:: Requirement ::
State how many lines of the records include the word "JSON"; the reply is that number alone.
* * * * * * *
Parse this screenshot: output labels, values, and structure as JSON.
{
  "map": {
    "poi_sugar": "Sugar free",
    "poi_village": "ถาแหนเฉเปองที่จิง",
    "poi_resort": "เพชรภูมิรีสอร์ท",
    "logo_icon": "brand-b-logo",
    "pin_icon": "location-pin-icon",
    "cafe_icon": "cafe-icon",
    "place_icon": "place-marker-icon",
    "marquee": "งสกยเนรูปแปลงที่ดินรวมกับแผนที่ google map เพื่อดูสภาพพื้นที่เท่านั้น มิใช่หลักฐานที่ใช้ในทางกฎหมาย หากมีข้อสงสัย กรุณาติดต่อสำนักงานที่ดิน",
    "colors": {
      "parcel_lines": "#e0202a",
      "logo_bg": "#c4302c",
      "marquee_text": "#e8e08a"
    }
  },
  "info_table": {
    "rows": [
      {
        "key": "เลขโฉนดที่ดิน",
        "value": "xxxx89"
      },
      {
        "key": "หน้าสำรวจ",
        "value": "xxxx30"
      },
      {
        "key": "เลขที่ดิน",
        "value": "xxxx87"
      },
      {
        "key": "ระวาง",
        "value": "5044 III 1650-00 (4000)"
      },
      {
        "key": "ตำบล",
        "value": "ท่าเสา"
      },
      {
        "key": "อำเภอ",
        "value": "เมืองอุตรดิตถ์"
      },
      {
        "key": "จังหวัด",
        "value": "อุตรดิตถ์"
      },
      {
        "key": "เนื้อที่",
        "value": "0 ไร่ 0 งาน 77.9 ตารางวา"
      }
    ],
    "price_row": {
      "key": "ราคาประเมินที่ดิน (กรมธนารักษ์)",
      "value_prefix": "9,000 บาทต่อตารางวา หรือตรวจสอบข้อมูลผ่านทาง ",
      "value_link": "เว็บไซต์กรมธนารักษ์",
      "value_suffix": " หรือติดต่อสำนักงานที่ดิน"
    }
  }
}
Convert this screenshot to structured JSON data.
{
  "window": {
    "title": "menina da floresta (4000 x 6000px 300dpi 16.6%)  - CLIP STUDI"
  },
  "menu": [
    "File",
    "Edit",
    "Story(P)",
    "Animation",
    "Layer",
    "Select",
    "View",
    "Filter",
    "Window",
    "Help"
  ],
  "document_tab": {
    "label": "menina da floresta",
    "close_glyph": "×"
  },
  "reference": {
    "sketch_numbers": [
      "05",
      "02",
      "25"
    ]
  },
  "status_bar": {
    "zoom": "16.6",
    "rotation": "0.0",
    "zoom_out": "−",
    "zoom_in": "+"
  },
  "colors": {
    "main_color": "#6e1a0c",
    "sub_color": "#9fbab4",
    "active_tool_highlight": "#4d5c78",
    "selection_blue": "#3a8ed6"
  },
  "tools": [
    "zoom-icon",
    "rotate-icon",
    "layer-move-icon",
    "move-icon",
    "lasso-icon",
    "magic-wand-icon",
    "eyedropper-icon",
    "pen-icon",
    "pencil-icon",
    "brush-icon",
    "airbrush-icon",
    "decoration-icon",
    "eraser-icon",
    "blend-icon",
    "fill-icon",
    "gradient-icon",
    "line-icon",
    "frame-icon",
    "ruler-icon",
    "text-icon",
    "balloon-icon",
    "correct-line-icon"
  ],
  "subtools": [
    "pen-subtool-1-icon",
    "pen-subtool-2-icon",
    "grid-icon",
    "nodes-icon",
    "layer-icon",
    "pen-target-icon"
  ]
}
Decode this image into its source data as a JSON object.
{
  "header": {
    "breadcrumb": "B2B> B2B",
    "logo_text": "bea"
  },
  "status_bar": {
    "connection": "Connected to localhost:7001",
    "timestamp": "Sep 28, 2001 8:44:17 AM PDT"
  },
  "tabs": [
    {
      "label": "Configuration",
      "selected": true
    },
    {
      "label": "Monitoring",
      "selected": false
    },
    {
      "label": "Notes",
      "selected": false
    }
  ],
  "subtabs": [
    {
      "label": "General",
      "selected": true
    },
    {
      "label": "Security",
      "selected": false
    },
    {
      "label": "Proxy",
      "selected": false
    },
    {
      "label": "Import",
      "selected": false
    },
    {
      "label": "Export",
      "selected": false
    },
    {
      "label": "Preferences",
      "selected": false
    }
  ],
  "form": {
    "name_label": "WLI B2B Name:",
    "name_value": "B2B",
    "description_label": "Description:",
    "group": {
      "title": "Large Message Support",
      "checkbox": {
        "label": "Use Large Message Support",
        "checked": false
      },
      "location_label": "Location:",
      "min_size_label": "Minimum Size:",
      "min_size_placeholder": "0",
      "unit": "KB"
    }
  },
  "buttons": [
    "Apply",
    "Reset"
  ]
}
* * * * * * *
:: Final answer ::
3